• **TASK OBJECTIVE**: Pick out every line of the entries below where "icon" occurs, and copy those lines.

• **GIVEN DATA**:
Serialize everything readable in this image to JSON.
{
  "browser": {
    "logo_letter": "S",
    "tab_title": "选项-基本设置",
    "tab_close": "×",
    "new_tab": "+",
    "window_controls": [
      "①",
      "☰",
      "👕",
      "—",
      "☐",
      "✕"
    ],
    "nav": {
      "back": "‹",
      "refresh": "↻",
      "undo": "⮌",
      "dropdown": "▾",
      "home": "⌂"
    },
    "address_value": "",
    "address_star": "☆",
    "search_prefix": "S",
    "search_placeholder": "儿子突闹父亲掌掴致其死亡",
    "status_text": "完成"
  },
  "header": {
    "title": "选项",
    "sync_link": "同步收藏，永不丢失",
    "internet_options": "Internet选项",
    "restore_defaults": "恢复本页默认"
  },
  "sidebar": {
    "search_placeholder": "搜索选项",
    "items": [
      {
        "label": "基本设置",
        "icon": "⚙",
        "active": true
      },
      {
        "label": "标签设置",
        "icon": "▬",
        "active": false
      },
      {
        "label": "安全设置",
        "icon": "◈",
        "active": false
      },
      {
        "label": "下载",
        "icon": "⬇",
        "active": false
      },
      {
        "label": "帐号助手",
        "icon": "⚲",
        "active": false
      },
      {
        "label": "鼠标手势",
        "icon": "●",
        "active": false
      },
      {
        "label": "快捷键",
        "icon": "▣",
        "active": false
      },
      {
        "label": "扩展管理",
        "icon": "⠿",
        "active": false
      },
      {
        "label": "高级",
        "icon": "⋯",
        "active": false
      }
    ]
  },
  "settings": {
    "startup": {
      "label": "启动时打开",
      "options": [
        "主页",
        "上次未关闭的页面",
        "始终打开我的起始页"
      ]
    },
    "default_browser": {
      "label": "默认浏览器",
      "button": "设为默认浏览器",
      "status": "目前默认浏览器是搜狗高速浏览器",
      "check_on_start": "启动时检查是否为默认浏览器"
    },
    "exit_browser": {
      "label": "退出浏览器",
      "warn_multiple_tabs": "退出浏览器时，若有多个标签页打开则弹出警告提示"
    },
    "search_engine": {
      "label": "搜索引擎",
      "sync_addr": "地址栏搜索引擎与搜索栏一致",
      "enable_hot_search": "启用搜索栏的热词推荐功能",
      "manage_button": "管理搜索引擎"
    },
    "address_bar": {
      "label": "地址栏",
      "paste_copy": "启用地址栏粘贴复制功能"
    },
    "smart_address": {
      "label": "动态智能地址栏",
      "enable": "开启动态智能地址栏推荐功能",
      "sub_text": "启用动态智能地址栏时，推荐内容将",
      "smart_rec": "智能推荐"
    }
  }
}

• **EXPECTED ANSWER**:
        "icon": "⚙",
        "icon": "▬",
        "icon": "◈",
        "icon": "⬇",
        "icon": "⚲",
        "icon": "●",
        "icon": "▣",
        "icon": "⠿",
        "icon": "⋯",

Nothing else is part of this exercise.